The Alliance published a quarterly newsletter from Fall 1993 to January 2006,[7] as well as three volumes of case reports online and in print.[8][9] The Alliance also sponsored quarterly meetings,[10] two of which would follow Church General Conferences and one in conjunction with the Sunstone symposium held in Salt Lake City, Utah.

References[edit]

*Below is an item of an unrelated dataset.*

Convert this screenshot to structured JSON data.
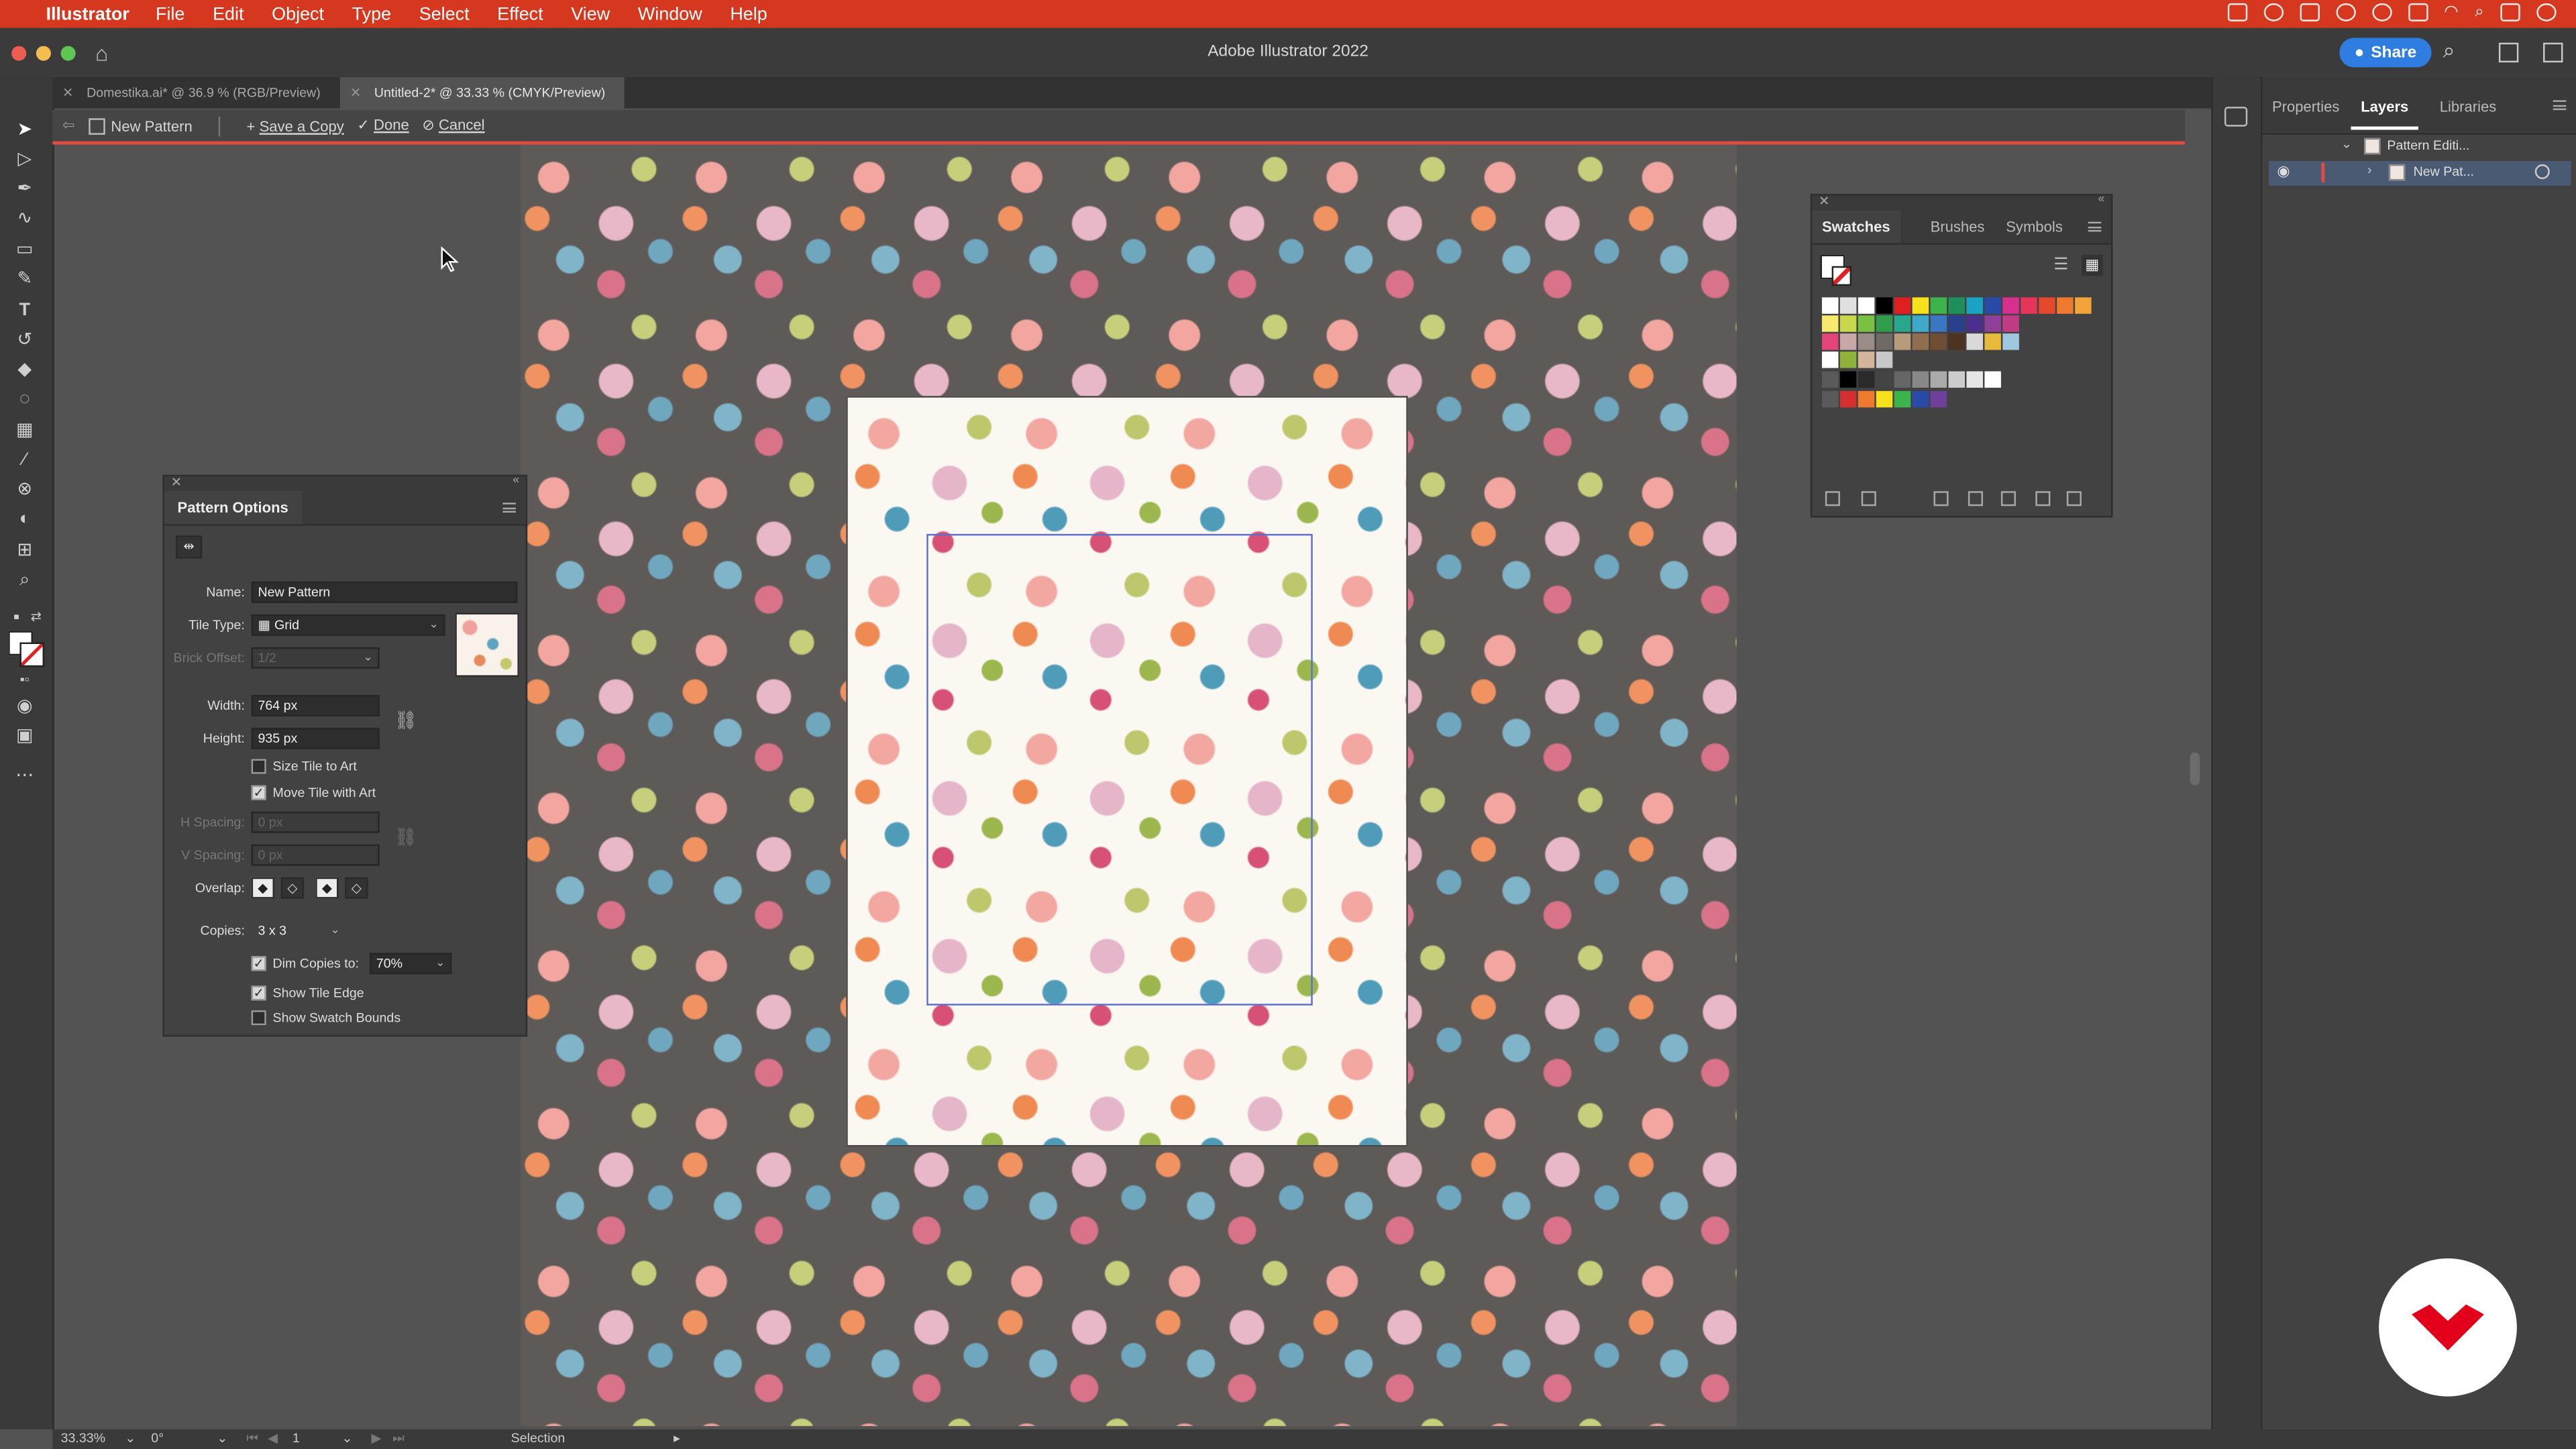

  1. ^ Baer, Hans A. (September 1996). "DO MORMONISM AND THE FORMER GERMAN DEMOCRATIC REPUBLIC HAVE ANYTHING IN COMMON?: AN EXAMINATION OF MARX'S CONCEPT OF THE ASIATIC MODE OF PRODUCTION". Dialectical Antrhopology (Springer) 21 (3/4): 345–362. 
  2. ^ "Mormon church said to be keeping files on dissenters". Times-News. August 15, 1992. Retrieved 4 January 2013. 
  3. ^ Peggy Fletcher Stack (1993-05-08). "Alliance Counters 'Spiritual Abuse'". The Salt Lake Tribune. Retrieved 2008-03-17. 
  4. ^ Peggy Fletcher Stack (1992-10-03). "Mormon Faction Discusses 'Bill of Rights'". The Salt Lake Tribune. Retrieved 2008-03-17. 
  5. ^ "Two Excommunicated by Mormon Church". The Boston Globe. 1993-09-21. Retrieved 2008-03-17. 
  6. ^ Lynn Smith (1993-12-30). "Whatever Happened to... 1993". The Los Angeles Times. Retrieved 2008-03-17. 
  7. ^ "Item Display - By common consent". Harold B. Lee Library. Retrieved 2014-07-08.  Numbering started over in 1995.
  8. ^ Ostling, Richard; Ostling, Joan K. (2007-10-09). Mormon America - Revised and Updated Edition: The Power and the Promise. HarperCollins. pp. 359–. ISBN 9780061432958. Retrieved 4 January 2013. 
  9. ^ Case reports of the Mormon Alliance. Mormon Alliance. 1996. 
  10. ^ "Faith in Action". Salt Lake Tribune. January 12, 2002. p. C2. Retrieved 4 January 2013. 

External links[edit]